In Arizona, spouses have significant inheritance rights and usually have a right to at least partial inheritance. Arizona is a community property state. This means that property acquired during the marriage is considered the property of both spouses, regardless of whose name is on the title or deed. The surviving spouse is legally entitled to half of all your community property when you die. In most cases, you can leave half of your community property (as well as your separate property) to someone other than your spouse.
In addition to spousal protections under community property laws, Arizona has a statutory homestead allowance that protects spousal inheritance rights. No matter what the will states, a surviving spouse is entitled to a minimum. They are entitled to receive the first $18,000 from your estate, even ahead of your creditors. If the spouse receives other property outside probate through the operation of a joint tenancy, trust, or beneficiary designation, the amount they receive may be reduced.
An individual can waive the statutory allowance in a valid prenuptial or postnuptial agreement. Furthermore, prenuptial or postnuptial can also override Arizona’s statutory division of community property. However, if there is no agreement and you disinherit your spouse, they can challenge your estate plan.
Arizona law provides special protections to spouses when an individual executes a will and later marries. The law recognizes that in these situations, there is a high likelihood that the spouse was disinherited by mistake. Arizona will give the surviving spouse an intestate share unless:
- The will states that the omission was intentional;
- The will states that it should remain effective even after a subsequent marriage; or
- The testator made a transfer of property outside of the will, which can be shown to be a substitute for property left through the will.
This rule does apply to any property the deceased spouse left to their children.
If you do not want to leave the majority of your estate to your spouse, you should reach out to an experienced Phoenix estate planning attorney to ensure that your wishes will be followed.
Inheritance Rights of Children in Arizona
There are many reasons why parents may decide to treat their children unequally or leave a child out of their will entirely. In general, adult children have no legal right to an inheritance in Arizona. The easiest way to disinherit an adult child is to state intention in the will.
However, sometimes children who are born or adopted after a will is created are unintentionally disinherited. In this case, under Arizona law, they are entitled to an intestate share except in the following situations:
- The will show there was an intent to disinherit the child;
- The will leaves substantially all of the estates to the spouse, who is the mother of the child;
- The testator provides for the child by a transfer outside of the will, which is intended to be in lieu of a share in the will.
Arizona law does protect minor children from disinheritance. If there is no surviving spouse, they are ensured a minimum distribution of $18,000 upon their parent’s death under the homestead allowance. This amount may be reduced if the minor child receives property that passed outside of probate.

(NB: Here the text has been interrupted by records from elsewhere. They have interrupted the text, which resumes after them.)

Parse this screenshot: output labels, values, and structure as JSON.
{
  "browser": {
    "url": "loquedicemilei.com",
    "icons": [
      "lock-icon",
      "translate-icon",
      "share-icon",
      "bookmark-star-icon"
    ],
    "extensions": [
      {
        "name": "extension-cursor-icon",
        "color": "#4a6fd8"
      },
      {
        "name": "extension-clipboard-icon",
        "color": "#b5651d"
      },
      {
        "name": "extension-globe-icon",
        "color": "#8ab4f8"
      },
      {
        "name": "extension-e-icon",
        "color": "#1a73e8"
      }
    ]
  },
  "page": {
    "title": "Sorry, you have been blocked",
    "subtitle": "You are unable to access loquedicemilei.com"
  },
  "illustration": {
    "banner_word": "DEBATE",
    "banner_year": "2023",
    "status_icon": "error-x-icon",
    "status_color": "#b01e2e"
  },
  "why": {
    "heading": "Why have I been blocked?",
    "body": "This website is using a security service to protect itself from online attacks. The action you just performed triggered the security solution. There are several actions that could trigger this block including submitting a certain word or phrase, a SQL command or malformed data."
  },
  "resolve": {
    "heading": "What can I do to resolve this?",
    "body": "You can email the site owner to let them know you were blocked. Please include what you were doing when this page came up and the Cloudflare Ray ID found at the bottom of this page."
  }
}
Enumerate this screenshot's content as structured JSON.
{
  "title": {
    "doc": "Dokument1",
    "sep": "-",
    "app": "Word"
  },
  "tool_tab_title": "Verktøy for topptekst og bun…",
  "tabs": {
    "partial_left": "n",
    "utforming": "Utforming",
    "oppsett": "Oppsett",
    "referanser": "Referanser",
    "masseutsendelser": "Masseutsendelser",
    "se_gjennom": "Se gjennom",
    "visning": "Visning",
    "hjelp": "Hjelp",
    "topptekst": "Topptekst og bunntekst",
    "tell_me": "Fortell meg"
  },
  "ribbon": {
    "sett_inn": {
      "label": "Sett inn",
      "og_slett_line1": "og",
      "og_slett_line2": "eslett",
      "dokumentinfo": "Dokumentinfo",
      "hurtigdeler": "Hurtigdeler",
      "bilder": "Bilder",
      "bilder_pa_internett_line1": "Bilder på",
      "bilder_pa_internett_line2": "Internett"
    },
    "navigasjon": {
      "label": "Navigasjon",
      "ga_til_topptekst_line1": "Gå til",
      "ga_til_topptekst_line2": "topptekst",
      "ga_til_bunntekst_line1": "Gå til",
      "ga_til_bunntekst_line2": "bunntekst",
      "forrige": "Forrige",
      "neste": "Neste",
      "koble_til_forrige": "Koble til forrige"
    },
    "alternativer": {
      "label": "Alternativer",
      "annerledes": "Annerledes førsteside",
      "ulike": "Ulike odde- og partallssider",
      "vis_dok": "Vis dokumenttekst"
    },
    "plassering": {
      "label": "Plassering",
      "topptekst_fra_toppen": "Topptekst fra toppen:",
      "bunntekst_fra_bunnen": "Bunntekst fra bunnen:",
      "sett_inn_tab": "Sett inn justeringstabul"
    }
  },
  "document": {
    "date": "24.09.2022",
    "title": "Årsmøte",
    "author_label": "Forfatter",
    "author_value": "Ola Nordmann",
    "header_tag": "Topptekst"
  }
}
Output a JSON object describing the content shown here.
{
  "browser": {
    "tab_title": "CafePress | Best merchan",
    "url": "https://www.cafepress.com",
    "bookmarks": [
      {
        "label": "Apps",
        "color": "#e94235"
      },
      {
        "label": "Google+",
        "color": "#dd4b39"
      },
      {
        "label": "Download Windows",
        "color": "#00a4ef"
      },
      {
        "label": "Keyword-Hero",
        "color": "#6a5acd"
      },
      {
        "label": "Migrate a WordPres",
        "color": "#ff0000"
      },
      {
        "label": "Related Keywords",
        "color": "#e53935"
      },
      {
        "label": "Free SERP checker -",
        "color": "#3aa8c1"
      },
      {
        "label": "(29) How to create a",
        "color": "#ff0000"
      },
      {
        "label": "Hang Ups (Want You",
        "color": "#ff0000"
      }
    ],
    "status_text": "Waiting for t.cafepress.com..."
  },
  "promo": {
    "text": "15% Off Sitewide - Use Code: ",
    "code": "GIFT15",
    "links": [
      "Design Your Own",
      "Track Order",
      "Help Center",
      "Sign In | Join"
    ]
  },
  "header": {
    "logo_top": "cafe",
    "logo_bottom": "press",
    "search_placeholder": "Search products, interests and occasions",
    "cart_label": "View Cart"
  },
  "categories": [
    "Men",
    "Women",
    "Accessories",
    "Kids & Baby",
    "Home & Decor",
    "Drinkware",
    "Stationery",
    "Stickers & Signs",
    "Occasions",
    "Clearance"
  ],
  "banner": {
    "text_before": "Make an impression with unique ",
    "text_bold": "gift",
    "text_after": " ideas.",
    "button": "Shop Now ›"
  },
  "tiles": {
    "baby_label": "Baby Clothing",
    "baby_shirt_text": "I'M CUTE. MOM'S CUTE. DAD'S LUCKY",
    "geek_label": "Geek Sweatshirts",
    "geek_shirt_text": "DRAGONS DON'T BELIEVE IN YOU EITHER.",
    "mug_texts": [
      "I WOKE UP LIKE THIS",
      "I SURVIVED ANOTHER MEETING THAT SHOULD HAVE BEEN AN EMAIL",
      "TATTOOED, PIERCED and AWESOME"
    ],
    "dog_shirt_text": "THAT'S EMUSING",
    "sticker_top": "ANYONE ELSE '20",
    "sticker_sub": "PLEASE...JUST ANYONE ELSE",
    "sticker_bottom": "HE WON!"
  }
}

Inheritance Rights of Ex-Spouses in Arizona
Ex-spouses have no inheritance rights in Arizona. If an ex-spouse is included in a will that was written before the divorce, they will be disqualified from receiving property as a beneficiary and from acting as the personal representative. The former spouse is treated as if they predeceased the testator.
Your Phoenix Estate Planning Attorney
Nicole Pavlik is an experienced Phoenix estate planning attorney who can answer your questions about inheritance rights. If you have questions about charitable giving and estate planning, call Nicole Pavlik Law Firm today at (602) 635-6176 for a free consultation.